TIBETAN SCIENTISTS LIVING AND WORKING AT THE MONASTERIES
Winter Research Program & Translation Workshop
Winter Research Methodology Workshop
In the Research Methodology Workshop, the same group of sixty monastic students who receive additional pedagogy training in summer sessions will also engage in novel research projects developed during the winter workshops. A team of six faculty, with engagement of lay Tibetan scientists living and working at the monasteries, will engage with monastics during the research methodology sessions to design and implement interdisciplinary science projects. The topics for these projects are selected by and particularly germane to monastics—for example, improved access to water and other local ecological issues—and some have already been piloted (such as a study examining depression among the monks). Students will address a shared research question in Year 1 (2020) in order to focus on learning research methods and data analysis. In Year 2 and Year 3 (2021-2022), the students will progress towards generation of their own research questions. To complement this research training at the monasteries, ETSI will arrange merit-based internship opportunities for selected participants at university research labs.
Winter Translation Workshop
Extending the International Conferences on Science Translation held at Emory, annual translation workshops will be held in south India at the Drepung Loseling Meditation and Science Center. In this way, a greater number of well-qualified bilingual scientists, scholars, and translators can more easily participate, allowing for more extensive participation from the staffs of the Library of Tibetan Works and Archives and the Department of Education at the Central Tibetan Authority, as well as from the participating monasteries and nunneries, and the Tenzin Gyatso Science Scholars. The conference will be organized by Emory University and will continue the work of standardizing the creation of a comprehensive scientific lexicon in the Tibetan language.
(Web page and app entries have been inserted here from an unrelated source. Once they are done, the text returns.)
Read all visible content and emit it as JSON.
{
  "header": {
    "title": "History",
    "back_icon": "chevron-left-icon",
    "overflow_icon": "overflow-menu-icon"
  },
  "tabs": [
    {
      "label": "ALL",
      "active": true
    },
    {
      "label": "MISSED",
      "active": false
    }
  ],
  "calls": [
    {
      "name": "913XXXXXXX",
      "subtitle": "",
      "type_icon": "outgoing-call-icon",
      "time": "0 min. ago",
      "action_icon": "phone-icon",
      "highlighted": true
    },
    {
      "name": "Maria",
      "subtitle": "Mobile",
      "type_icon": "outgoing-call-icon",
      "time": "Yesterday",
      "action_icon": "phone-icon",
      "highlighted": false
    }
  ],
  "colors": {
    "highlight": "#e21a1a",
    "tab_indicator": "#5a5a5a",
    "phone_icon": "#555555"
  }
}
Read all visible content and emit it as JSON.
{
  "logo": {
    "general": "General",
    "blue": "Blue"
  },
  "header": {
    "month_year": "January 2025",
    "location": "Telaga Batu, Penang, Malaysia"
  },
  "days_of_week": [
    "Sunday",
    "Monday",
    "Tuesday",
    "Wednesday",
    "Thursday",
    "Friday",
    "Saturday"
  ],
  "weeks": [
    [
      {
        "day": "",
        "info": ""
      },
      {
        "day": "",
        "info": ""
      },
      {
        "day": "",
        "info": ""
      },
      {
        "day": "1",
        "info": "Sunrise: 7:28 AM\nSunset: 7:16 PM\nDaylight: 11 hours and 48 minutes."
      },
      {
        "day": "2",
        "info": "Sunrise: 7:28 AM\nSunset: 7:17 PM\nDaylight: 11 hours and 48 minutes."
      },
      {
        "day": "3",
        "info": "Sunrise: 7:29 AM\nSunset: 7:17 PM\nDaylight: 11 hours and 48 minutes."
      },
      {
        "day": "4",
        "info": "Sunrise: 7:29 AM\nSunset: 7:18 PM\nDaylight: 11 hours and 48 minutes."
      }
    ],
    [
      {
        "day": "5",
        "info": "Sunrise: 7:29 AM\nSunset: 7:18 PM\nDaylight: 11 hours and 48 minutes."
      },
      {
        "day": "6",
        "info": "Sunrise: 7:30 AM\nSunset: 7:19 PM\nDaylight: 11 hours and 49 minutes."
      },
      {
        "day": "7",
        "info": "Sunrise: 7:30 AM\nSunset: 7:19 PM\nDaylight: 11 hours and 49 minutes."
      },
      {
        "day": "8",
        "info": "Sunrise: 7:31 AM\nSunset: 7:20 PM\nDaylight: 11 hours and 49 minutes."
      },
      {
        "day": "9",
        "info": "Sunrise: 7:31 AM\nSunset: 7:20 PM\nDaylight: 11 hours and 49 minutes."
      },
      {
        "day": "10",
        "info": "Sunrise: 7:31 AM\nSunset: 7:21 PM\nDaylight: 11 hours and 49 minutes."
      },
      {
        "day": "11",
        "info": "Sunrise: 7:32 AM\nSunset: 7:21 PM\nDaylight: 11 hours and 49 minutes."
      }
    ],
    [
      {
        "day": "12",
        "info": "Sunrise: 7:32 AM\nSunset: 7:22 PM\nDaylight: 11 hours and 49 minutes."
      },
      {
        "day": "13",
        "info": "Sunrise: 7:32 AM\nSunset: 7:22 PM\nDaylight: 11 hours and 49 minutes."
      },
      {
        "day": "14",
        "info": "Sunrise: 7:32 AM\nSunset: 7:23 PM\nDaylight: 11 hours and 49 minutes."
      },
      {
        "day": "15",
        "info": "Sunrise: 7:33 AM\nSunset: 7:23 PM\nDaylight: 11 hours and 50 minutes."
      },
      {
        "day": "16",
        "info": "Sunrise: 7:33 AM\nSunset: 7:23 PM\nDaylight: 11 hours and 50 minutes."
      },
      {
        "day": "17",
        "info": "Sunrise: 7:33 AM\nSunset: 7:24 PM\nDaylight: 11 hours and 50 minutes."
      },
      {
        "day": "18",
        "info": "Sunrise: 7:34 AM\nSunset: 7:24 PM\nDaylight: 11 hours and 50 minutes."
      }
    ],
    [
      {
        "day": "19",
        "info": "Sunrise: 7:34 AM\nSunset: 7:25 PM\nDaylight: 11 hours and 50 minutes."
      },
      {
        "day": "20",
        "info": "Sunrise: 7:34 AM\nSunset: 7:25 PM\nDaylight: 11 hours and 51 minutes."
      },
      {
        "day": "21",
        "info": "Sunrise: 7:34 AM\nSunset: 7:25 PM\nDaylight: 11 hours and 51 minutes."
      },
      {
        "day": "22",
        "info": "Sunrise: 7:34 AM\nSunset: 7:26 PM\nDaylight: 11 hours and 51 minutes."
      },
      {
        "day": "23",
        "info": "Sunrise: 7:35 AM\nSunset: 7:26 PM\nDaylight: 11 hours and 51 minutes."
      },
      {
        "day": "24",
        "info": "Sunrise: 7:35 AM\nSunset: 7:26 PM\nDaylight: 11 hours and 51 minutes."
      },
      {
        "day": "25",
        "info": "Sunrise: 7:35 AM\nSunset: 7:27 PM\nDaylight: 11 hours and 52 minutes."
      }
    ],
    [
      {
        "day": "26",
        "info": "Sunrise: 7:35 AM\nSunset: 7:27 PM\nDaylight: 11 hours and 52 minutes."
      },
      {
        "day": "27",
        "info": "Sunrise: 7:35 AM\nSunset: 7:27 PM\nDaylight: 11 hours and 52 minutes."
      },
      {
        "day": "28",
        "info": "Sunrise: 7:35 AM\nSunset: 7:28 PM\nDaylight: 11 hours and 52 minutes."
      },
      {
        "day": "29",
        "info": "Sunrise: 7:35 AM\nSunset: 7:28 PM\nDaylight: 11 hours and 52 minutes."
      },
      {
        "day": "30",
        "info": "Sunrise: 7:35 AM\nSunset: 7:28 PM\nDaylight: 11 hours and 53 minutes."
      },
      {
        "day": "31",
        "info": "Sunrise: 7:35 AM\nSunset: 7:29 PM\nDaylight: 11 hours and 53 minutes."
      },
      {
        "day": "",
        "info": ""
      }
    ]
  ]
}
Each year, roughly 500 new science terms each year are added to the already-rich Tibetan language, which has millions of speakers throughout the Himalayas and Mongolia.
By creating scientific terms in Tibetan, ETSI provides these populations with a means to discuss scientific research and theories in their own language, and helps to preserve Tibetan language and culture, and its centuries-old tradition of translation, by connecting it with 21st century knowledge.